Top of DATASET EXTRACT
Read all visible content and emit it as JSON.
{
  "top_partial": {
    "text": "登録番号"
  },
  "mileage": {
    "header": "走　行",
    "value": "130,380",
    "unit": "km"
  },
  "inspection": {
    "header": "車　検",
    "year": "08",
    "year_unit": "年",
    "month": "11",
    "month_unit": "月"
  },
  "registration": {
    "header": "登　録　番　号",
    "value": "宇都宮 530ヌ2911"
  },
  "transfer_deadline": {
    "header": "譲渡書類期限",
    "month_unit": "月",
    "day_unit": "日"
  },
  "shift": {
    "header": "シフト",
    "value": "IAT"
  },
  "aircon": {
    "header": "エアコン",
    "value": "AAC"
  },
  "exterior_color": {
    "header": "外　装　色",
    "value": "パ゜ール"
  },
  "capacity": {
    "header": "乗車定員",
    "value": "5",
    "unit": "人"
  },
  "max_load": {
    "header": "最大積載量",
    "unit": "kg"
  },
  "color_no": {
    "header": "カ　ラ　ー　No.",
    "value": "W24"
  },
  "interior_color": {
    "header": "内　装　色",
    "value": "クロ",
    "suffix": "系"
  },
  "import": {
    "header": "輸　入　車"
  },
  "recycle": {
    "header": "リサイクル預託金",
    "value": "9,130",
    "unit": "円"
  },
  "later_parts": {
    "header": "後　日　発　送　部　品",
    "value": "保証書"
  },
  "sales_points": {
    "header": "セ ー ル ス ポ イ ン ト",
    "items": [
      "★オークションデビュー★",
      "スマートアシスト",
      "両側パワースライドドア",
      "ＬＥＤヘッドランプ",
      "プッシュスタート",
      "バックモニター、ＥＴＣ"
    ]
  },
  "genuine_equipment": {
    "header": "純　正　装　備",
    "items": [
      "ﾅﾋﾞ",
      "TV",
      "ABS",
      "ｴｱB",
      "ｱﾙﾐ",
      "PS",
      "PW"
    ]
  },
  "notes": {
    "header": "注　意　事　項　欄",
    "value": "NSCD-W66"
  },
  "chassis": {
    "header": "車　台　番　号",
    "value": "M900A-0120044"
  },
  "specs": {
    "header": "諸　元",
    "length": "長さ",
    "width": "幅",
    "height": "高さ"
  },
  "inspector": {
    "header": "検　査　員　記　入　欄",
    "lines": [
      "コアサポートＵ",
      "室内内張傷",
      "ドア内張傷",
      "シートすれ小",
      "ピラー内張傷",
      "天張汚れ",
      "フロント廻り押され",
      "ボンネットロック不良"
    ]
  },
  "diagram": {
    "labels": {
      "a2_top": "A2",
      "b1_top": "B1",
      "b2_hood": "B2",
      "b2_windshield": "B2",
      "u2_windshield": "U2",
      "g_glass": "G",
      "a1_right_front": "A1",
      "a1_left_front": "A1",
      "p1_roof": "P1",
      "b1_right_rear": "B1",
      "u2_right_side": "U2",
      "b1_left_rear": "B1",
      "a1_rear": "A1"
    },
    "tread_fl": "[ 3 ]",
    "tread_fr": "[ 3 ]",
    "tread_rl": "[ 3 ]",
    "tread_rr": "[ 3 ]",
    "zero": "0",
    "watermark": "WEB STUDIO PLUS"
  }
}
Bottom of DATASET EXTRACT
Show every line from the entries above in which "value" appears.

    "value": "130,380",
    "value": "宇都宮 530ヌ2911"
    "value": "IAT"
    "value": "AAC"
    "value": "パ゜ール"
    "value": "5",
    "value": "W24"
    "value": "クロ",
    "value": "9,130",
    "value": "保証書"
    "value": "NSCD-W66"
    "value": "M900A-0120044"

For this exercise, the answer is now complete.